There are several Lord of the Rings games, but the one listed here is the co-operative game first published in 2000.
Players take on the role of the five hobbits (the fifth, Fatty, appears only fleetingly in the book itself) from JRR Tolkien’s fantasy epic, and attempt to survive the perilous journey to Mordor in order to destroy the dark lord’s magic ring.
And in Lord of the Rings players really do have to work together, potentially to the point of self-sacrifice, in order to achieve this aim. There is a master game board that show the character pieces and (a slightly kitten-esque) Sauron facing off against each other on a ‘corruption track’ that represents the moral strength of each character. And there are two more double-sided boards that represent four legs of the journey – each one throws up challenges that the hobbits must overcome – either by themselves, or by calling on members of the Fellowship (and other characters form the book) to help them.

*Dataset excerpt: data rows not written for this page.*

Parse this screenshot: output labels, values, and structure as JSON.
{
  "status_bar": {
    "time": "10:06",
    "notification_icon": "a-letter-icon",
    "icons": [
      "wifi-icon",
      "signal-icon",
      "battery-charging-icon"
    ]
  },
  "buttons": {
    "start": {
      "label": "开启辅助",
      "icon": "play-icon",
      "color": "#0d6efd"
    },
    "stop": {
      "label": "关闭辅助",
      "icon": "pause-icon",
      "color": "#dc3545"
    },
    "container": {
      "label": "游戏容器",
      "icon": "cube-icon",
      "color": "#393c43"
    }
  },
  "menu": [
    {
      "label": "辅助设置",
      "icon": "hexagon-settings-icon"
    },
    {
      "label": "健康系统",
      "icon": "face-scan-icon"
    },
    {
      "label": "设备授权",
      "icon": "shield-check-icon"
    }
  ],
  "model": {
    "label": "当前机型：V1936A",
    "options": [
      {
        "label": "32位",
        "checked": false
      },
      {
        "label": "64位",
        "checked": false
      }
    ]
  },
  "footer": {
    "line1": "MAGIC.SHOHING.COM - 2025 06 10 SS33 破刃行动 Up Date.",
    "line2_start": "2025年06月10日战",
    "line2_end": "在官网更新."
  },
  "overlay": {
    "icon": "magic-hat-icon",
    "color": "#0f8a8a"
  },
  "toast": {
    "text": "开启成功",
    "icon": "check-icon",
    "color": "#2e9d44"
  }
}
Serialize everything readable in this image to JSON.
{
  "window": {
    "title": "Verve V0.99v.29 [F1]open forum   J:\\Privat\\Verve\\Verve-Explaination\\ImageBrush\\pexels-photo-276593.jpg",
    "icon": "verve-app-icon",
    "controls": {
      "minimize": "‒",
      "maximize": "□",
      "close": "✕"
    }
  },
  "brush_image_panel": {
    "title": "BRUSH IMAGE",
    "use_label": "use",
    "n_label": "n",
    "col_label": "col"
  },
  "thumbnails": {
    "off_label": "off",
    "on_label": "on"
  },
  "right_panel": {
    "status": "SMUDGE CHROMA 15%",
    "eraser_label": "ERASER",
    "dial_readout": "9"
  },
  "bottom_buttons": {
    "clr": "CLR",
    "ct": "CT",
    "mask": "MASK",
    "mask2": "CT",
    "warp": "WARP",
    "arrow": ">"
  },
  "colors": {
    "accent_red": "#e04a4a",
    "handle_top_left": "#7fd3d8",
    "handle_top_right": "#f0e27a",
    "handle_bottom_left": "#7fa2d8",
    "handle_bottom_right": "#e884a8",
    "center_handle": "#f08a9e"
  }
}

The game play is deceptively simple. On your turn you simply turn over an event tile and either play, or pick up, Hobbit cards. An event tile will often move you along one of several “tracks” (representing elements of the journey: walking, fighting, hiding and fellowship) on the game board that help expedite the quest, but it may also inflict damage: either claiming cards from your hand or moving characters and Sauron towards each other on the corruption track.
The players play cards from their hands to move themselves along the tracks, picking up shields and life tokens as they go. Getting to the end of the main track on the board resolves that episode, representing their geographical progress, and they move on to the next one. But don’t ignore the other tracks as players have to balance the need of getting through the particular part of their journey with collecting the life tokens they each need from each scenario – a heart, a ring, and a sun. They can help themselves by judicious card-play; and the ring-bearer can pull a fast one by slipping the ring on once per round and sneaking up a track without being ‘seen’ by various enemies. Additionally, each hobbit has a particular strength that players can call on, and collected shields can be traded in to call on help from the wizard Gandalf – but only a certain number of times in the game.
If the players make it to Mount Doom and successfully hurl the ring into the fire, they win. However if the ring-bearer ever reaches the same spot as Sauron on the corruption track, or Sauron reaches the final ‘event’ spot on the Mordor game board, they have failed.
It is possible to decide on a game ‘winner’ by counting up how many shields each player has at the end of the game, but for families it’s certainly an option to ignore this and focus on the teamwork.
The game is cleverly designed and there is tension- but I’d say it’s the tension of losing or winning a board game rather than the life-or-death conclusion of an epic quest. While the narrative comes through in the artwork, the actual play felt a bit mechanical to us, and the ‘bits’ you need to collect don’t feel like they really represent anything in the story itself. Whether we won or lost, there was a sense of “Oh – the game has finished” and as a result, the game felt like a near-miss – lacking the race-against-time anxiety of something like Pandemic, or the absurd, tension-laced hilarity of Burgle Bros.
The game is co-operative, so (unless you are playing most-shields-decides-winner) if anyone is getting competitive they're not playing it right!
Everyone is involved all the time.
It's not an excessively thinky game, however what you do need to do is judge a few probabilities about when it's best to take a risk.
The event tiles are shuffled after every round and of course between games, so things stay unpredictable.